Thermal energy storage characteristics of myristic acid-palmitic eutectic mixtures encapsulated in PMMA shell

SARI A., BİÇER A., ALKAN C., Ozcan A. N.

SOLAR ENERGY MATERIALS AND SOLAR CELLS, vol.193, pp.1-6, 2019 (SCI-Expanded) identifier identifier

  • Publication Type: Article / Article
  • Volume: 193
  • Publication Date: 2019
  • Doi Number: 10.1016/j.solmat.2019.01.003
  • Journal Indexes: Science Citation Index Expanded (SCI-EXPANDED), Scopus
  • Page Numbers: pp.1-6
  • Keywords: Thermal energy storage, Latent heat, Phase change materials, Microencapsulation, Myristic acid, palmitic acid, Eutectic mixture, PMMA, MICROENCAPSULATED N-OCTADECANE, PHASE-CHANGE MATERIALS, POLY(METHYL METHACRYLATE) SHELL, FATTY-ACIDS
  • Karadeniz Technical University Affiliated: Yes


Solid-liquid phase change materials (PCMs) have been widely used in thermal energy storage (TES) systems.
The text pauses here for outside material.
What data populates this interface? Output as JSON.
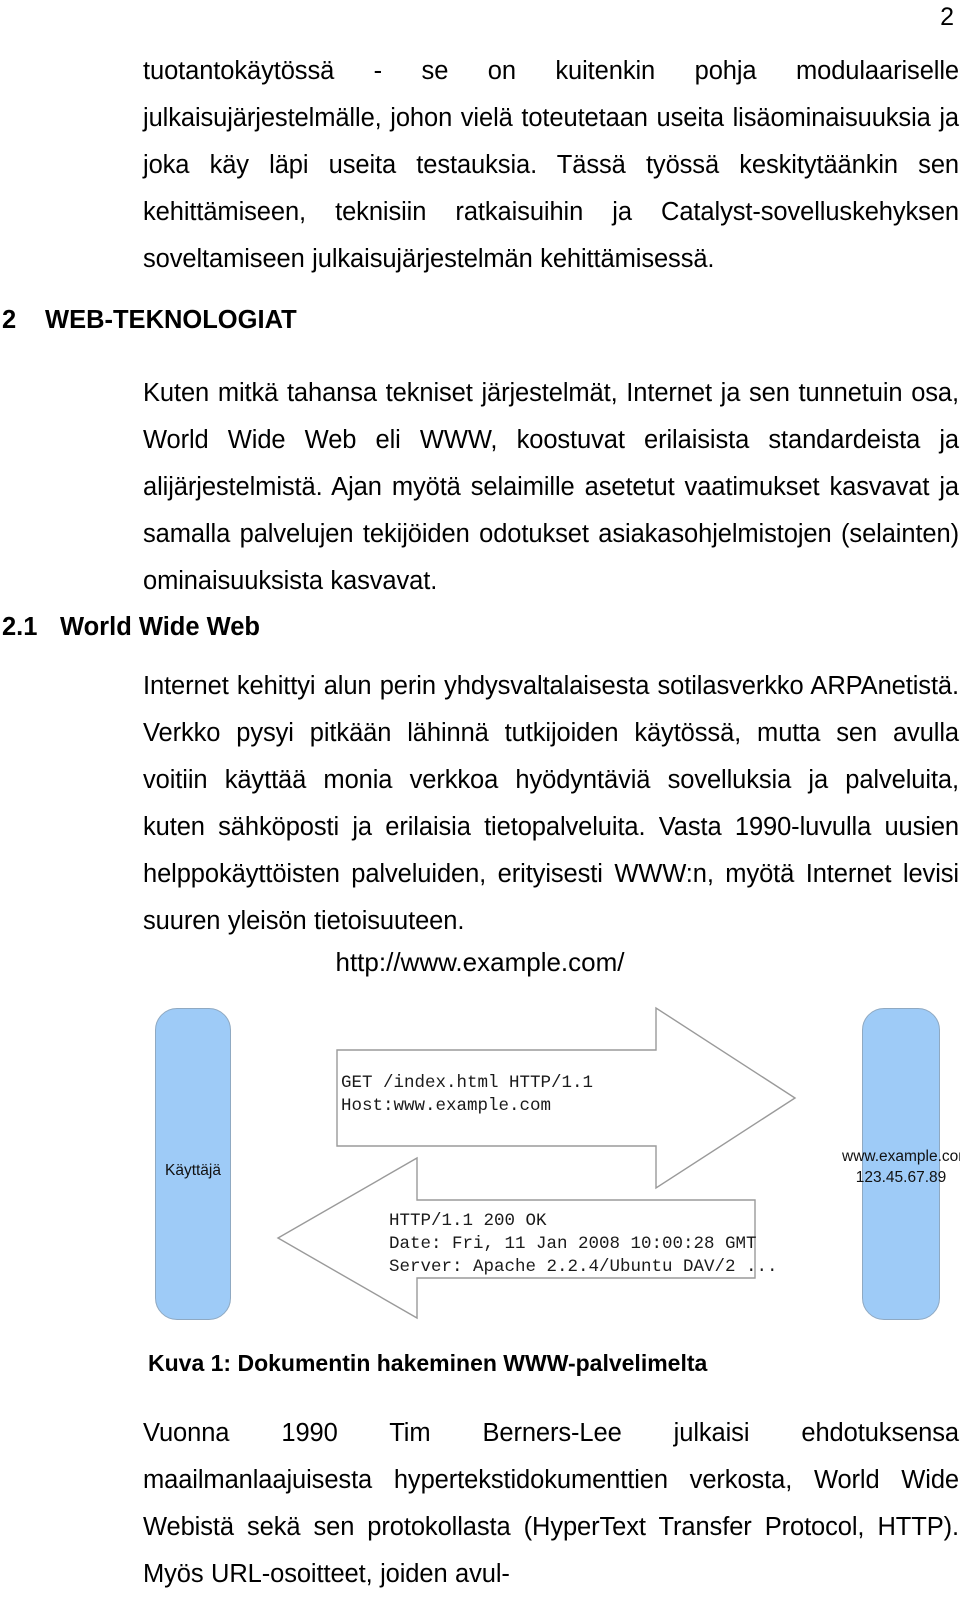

Fatty acids as organic solid-liquid PCMs have superiority properties like as high latent heat of storage capacity, suitable phase change temperature and low vapor pressure. However, for the use of solid-liquid PCMs are required a storage container. To meet this need, one of the most effective methods is encapsulation of the PCMs with proper polymeric shell. The encapsulation process provides PCMs several benefits such as preventing the liquid PCM outflow during phase transition, eliminating the interaction with its near environment, as well as providing a large surface area per volume. With this regard, the present study is aimed to encapsulate myristic acid-palmitic acid (MA-PA) eutectic mixture with polymethylmethacrylate(PMMA) as shell material. The prepared capsules were characterized using fourier transform infrared (FTIR) spectroscopy. FT-IR results confirmed successful encapsulation of the PCM within PMMA shell. Morphological investigations were made by using polarized optical microscopy (POM) and scanning electron microscopy (SEM) techniques. It can be deduced from the POM and SEM results that the synthesized PMMA/(MA-PA)(1:2) capsules were entirely spherical profile along due to agglomeration difficulty. The diameter distributions of the capsules were determined by particle size distribution (PSD) analysis and the findings showed that the capsules had diameter distributions between 0.1 and 300 mu m. By differential scanning calorimetry (DSC) technique the melting temperature and latent heat storage capacity of PMMA/(MA-PA)(1:2) capsules were measured as about 38.0 degrees C and 100.5 J/g, respectively. The thermogravimetry (TGA) measurements indicated that the capsules were durable thermally up to 250 degrees C. Additionally, the produced capsules had excellent thermal and chemical stability after 5000 heating/cooling thermal cycles test. Consequently, especially PMMA/(MA-PA)(1:2) capsules are hopeful for TES applications.